* How to complete this task: An exact copy of all the entries is what is needed here.

* The data:
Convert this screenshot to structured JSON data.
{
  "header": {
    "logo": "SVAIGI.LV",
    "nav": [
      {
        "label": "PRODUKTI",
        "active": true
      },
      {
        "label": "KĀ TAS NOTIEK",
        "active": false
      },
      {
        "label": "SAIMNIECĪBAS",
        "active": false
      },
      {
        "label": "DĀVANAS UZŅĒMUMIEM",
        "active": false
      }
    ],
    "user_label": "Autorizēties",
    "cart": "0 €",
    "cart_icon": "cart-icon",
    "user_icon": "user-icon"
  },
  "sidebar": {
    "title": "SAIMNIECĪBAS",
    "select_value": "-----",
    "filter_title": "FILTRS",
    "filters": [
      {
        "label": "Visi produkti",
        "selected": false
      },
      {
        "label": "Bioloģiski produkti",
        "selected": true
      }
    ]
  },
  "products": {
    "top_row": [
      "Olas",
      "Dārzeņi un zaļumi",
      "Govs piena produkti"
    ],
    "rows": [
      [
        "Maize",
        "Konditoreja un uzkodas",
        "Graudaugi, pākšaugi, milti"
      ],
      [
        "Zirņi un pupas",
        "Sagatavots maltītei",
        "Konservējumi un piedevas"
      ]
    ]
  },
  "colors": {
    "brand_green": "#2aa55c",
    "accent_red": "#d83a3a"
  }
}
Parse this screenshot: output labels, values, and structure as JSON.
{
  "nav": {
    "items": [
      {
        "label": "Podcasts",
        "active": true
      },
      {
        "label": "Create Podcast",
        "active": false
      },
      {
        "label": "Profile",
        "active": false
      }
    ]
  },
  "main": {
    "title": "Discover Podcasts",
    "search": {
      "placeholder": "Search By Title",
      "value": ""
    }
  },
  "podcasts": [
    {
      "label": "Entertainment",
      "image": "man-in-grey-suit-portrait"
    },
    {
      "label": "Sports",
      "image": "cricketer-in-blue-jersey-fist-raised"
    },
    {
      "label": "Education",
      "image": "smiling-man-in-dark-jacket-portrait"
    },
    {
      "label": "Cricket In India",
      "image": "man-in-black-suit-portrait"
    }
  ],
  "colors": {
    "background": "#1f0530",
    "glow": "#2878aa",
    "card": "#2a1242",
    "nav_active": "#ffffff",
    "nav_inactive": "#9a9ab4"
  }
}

* Exercise answer:
Convert this screenshot to structured JSON data.
{
  "header": {
    "logo": "SVAIGI.LV",
    "nav": [
      {
        "label": "PRODUKTI",
        "active": true
      },
      {
        "label": "KĀ TAS NOTIEK",
        "active": false
      },
      {
        "label": "SAIMNIECĪBAS",
        "active": false
      },
      {
        "label": "DĀVANAS UZŅĒMUMIEM",
        "active": false
      }
    ],
    "user_label": "Autorizēties",
    "cart": "0 €",
    "cart_icon": "cart-icon",
    "user_icon": "user-icon"
  },
  "sidebar": {
    "title": "SAIMNIECĪBAS",
    "select_value": "-----",
    "filter_title": "FILTRS",
    "filters": [
      {
        "label": "Visi produkti",
        "selected": false
      },
      {
        "label": "Bioloģiski produkti",
        "selected": true
      }
    ]
  },
  "products": {
    "top_row": [
      "Olas",
      "Dārzeņi un zaļumi",
      "Govs piena produkti"
    ],
    "rows": [
      [
        "Maize",
        "Konditoreja un uzkodas",
        "Graudaugi, pākšaugi, milti"
      ],
      [
        "Zirņi un pupas",
        "Sagatavots maltītei",
        "Konservējumi un piedevas"
      ]
    ]
  },
  "colors": {
    "brand_green": "#2aa55c",
    "accent_red": "#d83a3a"
  }
}
Parse this screenshot: output labels, values, and structure as JSON.
{
  "nav": {
    "items": [
      {
        "label": "Podcasts",
        "active": true
      },
      {
        "label": "Create Podcast",
        "active": false
      },
      {
        "label": "Profile",
        "active": false
      }
    ]
  },
  "main": {
    "title": "Discover Podcasts",
    "search": {
      "placeholder": "Search By Title",
      "value": ""
    }
  },
  "podcasts": [
    {
      "label": "Entertainment",
      "image": "man-in-grey-suit-portrait"
    },
    {
      "label": "Sports",
      "image": "cricketer-in-blue-jersey-fist-raised"
    },
    {
      "label": "Education",
      "image": "smiling-man-in-dark-jacket-portrait"
    },
    {
      "label": "Cricket In India",
      "image": "man-in-black-suit-portrait"
    }
  ],
  "colors": {
    "background": "#1f0530",
    "glow": "#2878aa",
    "card": "#2a1242",
    "nav_active": "#ffffff",
    "nav_inactive": "#9a9ab4"
  }
}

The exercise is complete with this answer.